Supplied entries START

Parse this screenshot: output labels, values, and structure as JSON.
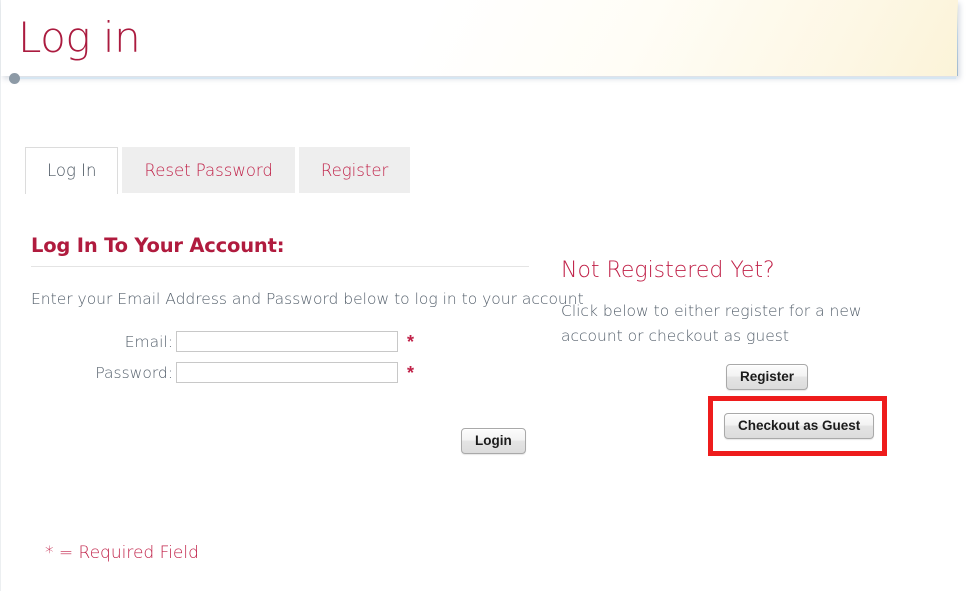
{
  "header": {
    "title": "Log in"
  },
  "tabs": [
    {
      "label": "Log In",
      "active": true
    },
    {
      "label": "Reset Password",
      "active": false
    },
    {
      "label": "Register",
      "active": false
    }
  ],
  "login_panel": {
    "heading": "Log In To Your Account:",
    "intro": "Enter your Email Address and Password below to log in to your account",
    "fields": [
      {
        "label": "Email:",
        "value": "",
        "placeholder": "",
        "required_marker": "*"
      },
      {
        "label": "Password:",
        "value": "",
        "placeholder": "",
        "required_marker": "*"
      }
    ],
    "submit_label": "Login"
  },
  "register_panel": {
    "heading": "Not Registered Yet?",
    "text": "Click below to either register for a new account or checkout as guest",
    "register_label": "Register",
    "guest_label": "Checkout as Guest"
  },
  "footer": {
    "required_note": "* = Required Field"
  },
  "colors": {
    "brand_crimson": "#b01b3e",
    "tab_link": "#c02148",
    "body_text": "#56616d",
    "highlight_red": "#ee1c1c",
    "rule_blue": "#d6e6f2",
    "dot_gray": "#8d9aa6"
  }
}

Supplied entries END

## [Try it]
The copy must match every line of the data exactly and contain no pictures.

## [Answer to the exercise]
Parse this screenshot: output labels, values, and structure as JSON.
{
  "header": {
    "title": "Log in"
  },
  "tabs": [
    {
      "label": "Log In",
      "active": true
    },
    {
      "label": "Reset Password",
      "active": false
    },
    {
      "label": "Register",
      "active": false
    }
  ],
  "login_panel": {
    "heading": "Log In To Your Account:",
    "intro": "Enter your Email Address and Password below to log in to your account",
    "fields": [
      {
        "label": "Email:",
        "value": "",
        "placeholder": "",
        "required_marker": "*"
      },
      {
        "label": "Password:",
        "value": "",
        "placeholder": "",
        "required_marker": "*"
      }
    ],
    "submit_label": "Login"
  },
  "register_panel": {
    "heading": "Not Registered Yet?",
    "text": "Click below to either register for a new account or checkout as guest",
    "register_label": "Register",
    "guest_label": "Checkout as Guest"
  },
  "footer": {
    "required_note": "* = Required Field"
  },
  "colors": {
    "brand_crimson": "#b01b3e",
    "tab_link": "#c02148",
    "body_text": "#56616d",
    "highlight_red": "#ee1c1c",
    "rule_blue": "#d6e6f2",
    "dot_gray": "#8d9aa6"
  }
}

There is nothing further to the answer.